The authors noted that age may have played a role in the patients’ waning sexual function, as shown in unrelated studies.

Some patients also experienced problems with bowel function in the years following treatment. Those who were treated with radiotherapy had more problems in the short term. Men in the radiotherapy group reported significantly higher rates of bowel urgency than those in the prostatectomy group at two years and five years. However, at 15 years, despite absolute differences in the prevalence of bowel urgency between the two groups, the researchers found no significant difference in the odds of bowel urgency. Men who had been treated with radiotherapy were significantly more likely to report being bothered by bowel symptoms at both the two-year and 15-year points.

“This study of 15-year outcomes represents a mature portrait of quality of life issues following prostate cancer treatment,” said David Penson, M.D., MPH, Ingram Professor of Cancer Research, professor of Urologic Surgery and Medicine, and director of the Vanderbilt Center for Surgical Quality and Outcomes Research, the senior study author.

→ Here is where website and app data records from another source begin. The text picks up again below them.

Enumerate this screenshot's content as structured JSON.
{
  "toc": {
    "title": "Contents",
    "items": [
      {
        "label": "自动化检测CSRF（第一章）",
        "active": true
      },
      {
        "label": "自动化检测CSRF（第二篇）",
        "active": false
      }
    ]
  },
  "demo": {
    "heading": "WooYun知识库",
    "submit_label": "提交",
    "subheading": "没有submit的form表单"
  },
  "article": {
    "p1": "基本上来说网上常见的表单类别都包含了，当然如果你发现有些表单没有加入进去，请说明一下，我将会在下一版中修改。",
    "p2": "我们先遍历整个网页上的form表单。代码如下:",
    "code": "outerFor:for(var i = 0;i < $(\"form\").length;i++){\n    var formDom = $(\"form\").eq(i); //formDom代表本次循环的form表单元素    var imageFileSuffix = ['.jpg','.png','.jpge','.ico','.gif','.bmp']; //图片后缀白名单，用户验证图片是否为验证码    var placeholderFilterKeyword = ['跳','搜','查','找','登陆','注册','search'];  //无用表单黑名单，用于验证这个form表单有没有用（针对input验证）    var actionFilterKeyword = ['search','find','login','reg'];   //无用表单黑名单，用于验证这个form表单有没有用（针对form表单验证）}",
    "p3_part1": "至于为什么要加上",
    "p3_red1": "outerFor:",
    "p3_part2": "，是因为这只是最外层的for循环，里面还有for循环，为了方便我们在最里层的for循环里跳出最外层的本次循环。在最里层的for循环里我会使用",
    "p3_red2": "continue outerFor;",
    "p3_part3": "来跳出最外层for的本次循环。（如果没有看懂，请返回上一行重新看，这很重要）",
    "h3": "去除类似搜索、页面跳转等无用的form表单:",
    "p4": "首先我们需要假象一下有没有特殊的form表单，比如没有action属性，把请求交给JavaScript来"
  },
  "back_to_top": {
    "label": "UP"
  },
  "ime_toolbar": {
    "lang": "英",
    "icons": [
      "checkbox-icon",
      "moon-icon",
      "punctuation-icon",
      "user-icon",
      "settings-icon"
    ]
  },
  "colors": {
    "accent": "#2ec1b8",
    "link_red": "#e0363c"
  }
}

“Regardless of the form of initial treatment, patients in this study had significant declines in sexual and urinary function over the duration of the study. The causes of these declines probably include advancing age and additional cancer therapies, in addition to the original therapy,” Penson said. “Patients need to be aware that all aggressive therapies for prostate cancer have significant side effects and perhaps these data make an argument for active surveillance (avoiding aggressive treatment and closely following the cancer) in certain cases.”

Since the median life expectancy after treatment for prostate cancer is 13.8 years, the authors suggested that these data may be used by physicians to counsel men who are considering treatment for localized disease.

Other authors for this study include Tatsuki Koyama, Ph.D., Kang-Hsien Fan, M.S., R. Lawrence Van Horn, Ph.D., Vanderbilt; Peter Albertsen, M.D., University of Connecticut, Farmington; Michael Goodman, M.D., MPH, Emory University, Atlanta; Ann Hamilton, Ph.D., University of Southern California, Los Angeles; Richard Hoffman, M.D., MPH, University of New Mexico and New Mexico VA Healthcare System, Albuquerque; Arnold Potosky, Ph.D., Georgetown University Medical Center, Washington, D.C.; Janet Stanford, Ph.D., Fred Hutchinson Cancer Research Center, Seattle; and Antoinette Stroup, Ph.D., University of Utah, Salt Lake City.

Funding for the research was supported by a grant from the National Cancer Institute – a division of the National Institutes of Health (R01-CA114524), and contracts from each of the participating institutions (N01-PC-67007, N01-PC-67009, N01-PC-67010, N01-PC-67006, N01-PC-67005, and N01-PC-67000). Resnick was supported by the Veterans Affairs National Quality Scholars Program (with use of facilities at Veterans Health Administration Tennessee Valley Healthcare System) and the T.J. Martell Foundation.